For that retail aspect, as for most areas of payment innovation, China is the last word on the matter. It is doubtful that Facebook ever entertained any serious hopes of having Diem roll out in a country where even Visa and Mastercard have taken years to beg, borrow and buy their way in, but Chinese authorities have their own well-publicised concerns with the country’s gargantuan domestic fintechs. Alipay and WeChat Pay dominate the country’s payments market, and so the appeal of a centrally controlled counterweight may be just as appealing for Beijing as it is for Brussels and Brasilia.
China’s successful distribution of around $3m worth of CBDC to residents of Suzhou at the beginning of 2021 make clear that it is well on its way to achieving this.

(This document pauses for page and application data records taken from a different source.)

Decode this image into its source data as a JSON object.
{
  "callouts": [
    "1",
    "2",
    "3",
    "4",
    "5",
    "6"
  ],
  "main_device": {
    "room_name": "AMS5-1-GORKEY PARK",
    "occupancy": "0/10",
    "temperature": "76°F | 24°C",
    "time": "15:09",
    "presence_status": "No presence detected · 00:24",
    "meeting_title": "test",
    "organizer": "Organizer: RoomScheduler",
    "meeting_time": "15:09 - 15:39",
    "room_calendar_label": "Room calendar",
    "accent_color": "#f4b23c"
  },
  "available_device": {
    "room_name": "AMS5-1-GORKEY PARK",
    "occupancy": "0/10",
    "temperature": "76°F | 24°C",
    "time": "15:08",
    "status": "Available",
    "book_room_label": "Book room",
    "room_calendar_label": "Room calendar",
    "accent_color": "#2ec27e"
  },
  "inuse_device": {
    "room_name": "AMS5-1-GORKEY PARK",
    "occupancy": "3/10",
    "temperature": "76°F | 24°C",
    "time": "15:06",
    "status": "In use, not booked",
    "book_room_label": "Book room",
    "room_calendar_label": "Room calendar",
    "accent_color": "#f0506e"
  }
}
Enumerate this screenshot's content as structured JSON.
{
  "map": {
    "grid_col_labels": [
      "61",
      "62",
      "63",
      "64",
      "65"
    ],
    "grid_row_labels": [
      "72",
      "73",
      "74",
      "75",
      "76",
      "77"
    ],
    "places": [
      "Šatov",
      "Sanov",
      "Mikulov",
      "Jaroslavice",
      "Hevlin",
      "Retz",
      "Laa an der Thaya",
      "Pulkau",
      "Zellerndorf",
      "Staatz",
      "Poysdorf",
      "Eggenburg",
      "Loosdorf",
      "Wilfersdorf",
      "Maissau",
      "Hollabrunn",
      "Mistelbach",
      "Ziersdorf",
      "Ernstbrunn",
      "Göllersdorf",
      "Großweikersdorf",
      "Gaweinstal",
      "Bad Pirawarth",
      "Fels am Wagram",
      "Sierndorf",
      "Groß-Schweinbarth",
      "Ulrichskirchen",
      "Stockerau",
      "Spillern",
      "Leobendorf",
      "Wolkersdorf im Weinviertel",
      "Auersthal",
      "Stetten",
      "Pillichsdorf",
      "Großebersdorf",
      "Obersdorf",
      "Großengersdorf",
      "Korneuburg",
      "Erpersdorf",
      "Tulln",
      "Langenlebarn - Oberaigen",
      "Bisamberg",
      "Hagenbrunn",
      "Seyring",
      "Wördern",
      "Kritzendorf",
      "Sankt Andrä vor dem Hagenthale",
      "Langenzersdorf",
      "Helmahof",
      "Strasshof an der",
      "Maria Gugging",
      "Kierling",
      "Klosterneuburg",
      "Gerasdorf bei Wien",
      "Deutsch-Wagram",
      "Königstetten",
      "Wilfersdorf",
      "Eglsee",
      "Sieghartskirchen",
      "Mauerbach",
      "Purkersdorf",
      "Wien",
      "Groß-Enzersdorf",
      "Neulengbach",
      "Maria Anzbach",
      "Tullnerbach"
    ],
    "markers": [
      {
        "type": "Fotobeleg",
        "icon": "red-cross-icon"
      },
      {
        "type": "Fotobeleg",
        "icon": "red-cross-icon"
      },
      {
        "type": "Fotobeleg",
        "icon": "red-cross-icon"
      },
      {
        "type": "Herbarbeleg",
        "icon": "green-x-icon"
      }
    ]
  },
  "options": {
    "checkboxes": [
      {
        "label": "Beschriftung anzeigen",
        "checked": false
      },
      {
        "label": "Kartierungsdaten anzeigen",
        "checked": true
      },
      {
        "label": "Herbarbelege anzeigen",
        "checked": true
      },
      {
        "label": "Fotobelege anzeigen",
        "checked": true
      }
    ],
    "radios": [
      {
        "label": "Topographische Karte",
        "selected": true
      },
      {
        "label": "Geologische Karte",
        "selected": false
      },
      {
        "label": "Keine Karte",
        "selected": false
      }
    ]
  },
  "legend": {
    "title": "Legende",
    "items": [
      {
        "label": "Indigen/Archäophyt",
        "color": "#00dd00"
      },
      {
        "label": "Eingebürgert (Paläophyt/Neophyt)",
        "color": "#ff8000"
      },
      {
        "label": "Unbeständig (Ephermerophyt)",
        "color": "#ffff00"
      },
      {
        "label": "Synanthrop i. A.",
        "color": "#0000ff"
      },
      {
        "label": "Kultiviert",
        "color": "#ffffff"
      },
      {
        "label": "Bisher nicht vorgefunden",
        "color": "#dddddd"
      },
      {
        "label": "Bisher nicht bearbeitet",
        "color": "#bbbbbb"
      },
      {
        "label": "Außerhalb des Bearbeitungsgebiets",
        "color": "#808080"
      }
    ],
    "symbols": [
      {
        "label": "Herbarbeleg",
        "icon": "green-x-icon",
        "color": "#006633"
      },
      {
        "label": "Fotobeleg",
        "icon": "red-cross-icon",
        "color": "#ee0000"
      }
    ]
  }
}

A timescale for mass adoption is largely impossible to predict, given both the wild popularity of existing digital payment methods and the competing interests of the country’s commercial banks, but it is safe to say that a digital yuan will be generally accessible to Chinese consumers well before one can walk into a shop equipped only with a digital euro.
A race to the finish
It’s probably unfair to cast CBDCs purely as a frantic effort by central banks to push back against private issuers, just as the regulatory holding pattern in which Diem has been held is certainly just as much to do with genuine concerns of stability as it is central banks’ desire to be first out of the gate. But Facebook’s offering won’t be the only contender for long; others, such as Tether or the Gemini Dollar (launched by erstwhile Mark Zuckerberg nemeses the Winklevoss twins), harbour ambitions of their own. It seems inevitable that, failing a drastic acceleration of the workrate, private stablecoins will be deployed before retail CBDCs outside China.
Those stablecoins could look rather different from the all-encompassing vision originally expressed by their creators, but every effort will undoubtedly be made to make them as universal as possible. Agustín Carstens, general manager of the BIS, said in a February 2021 speech that CBDCs could be “an alternative to yesterday’s failed money types”, but this stance fails to address the concern evidently felt by a number of central banks. If central banks are separately in agreement that a fiat alternative is necessary to counterbalance private offerings, the first step to success will be to say so together.
For further insight into CBDCs, VIXIO PaymentsCompliance has published a regulatory analysis, ‘CBDCs: Understanding The Urgency Behind Their Rapid Rise‘. For more information on this and other cryptocurrencies trends, please get in touch: firstname.lastname@example.org